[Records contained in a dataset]
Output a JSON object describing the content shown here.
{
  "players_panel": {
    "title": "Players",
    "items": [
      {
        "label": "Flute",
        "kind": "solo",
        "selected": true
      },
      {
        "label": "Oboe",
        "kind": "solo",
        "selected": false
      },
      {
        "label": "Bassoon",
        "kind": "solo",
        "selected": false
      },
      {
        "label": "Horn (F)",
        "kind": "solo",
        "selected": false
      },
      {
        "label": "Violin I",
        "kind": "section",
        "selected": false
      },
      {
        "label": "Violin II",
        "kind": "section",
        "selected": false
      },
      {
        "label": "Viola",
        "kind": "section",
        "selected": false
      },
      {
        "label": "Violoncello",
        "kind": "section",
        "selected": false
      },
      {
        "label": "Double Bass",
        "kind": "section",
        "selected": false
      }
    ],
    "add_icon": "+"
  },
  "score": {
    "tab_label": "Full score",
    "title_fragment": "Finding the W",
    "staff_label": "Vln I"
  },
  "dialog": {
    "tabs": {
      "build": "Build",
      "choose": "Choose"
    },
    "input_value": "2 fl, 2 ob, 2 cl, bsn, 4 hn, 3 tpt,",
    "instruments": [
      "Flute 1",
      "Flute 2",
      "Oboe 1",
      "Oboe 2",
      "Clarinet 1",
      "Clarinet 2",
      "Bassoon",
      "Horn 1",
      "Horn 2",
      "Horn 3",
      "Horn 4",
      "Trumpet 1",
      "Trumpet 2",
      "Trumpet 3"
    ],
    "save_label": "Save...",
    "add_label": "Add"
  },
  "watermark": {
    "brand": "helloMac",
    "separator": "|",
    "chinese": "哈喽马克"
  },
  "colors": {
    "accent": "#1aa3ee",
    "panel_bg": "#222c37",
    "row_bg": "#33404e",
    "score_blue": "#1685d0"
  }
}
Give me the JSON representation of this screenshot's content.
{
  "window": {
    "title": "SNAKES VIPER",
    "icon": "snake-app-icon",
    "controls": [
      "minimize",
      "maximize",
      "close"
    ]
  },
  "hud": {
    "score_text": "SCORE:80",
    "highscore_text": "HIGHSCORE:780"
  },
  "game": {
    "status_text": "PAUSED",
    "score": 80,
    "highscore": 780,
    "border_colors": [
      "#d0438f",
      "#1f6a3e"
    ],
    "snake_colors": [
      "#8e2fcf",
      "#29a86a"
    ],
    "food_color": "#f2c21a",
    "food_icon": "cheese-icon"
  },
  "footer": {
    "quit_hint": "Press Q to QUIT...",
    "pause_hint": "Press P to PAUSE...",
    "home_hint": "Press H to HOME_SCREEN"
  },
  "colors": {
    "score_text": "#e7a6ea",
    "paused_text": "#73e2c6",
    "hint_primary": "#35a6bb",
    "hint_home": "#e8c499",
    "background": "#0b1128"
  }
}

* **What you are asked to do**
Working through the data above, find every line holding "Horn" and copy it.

* **Output for this task**
        "label": "Horn (F)",
      "Horn 1",
      "Horn 2",
      "Horn 3",
      "Horn 4",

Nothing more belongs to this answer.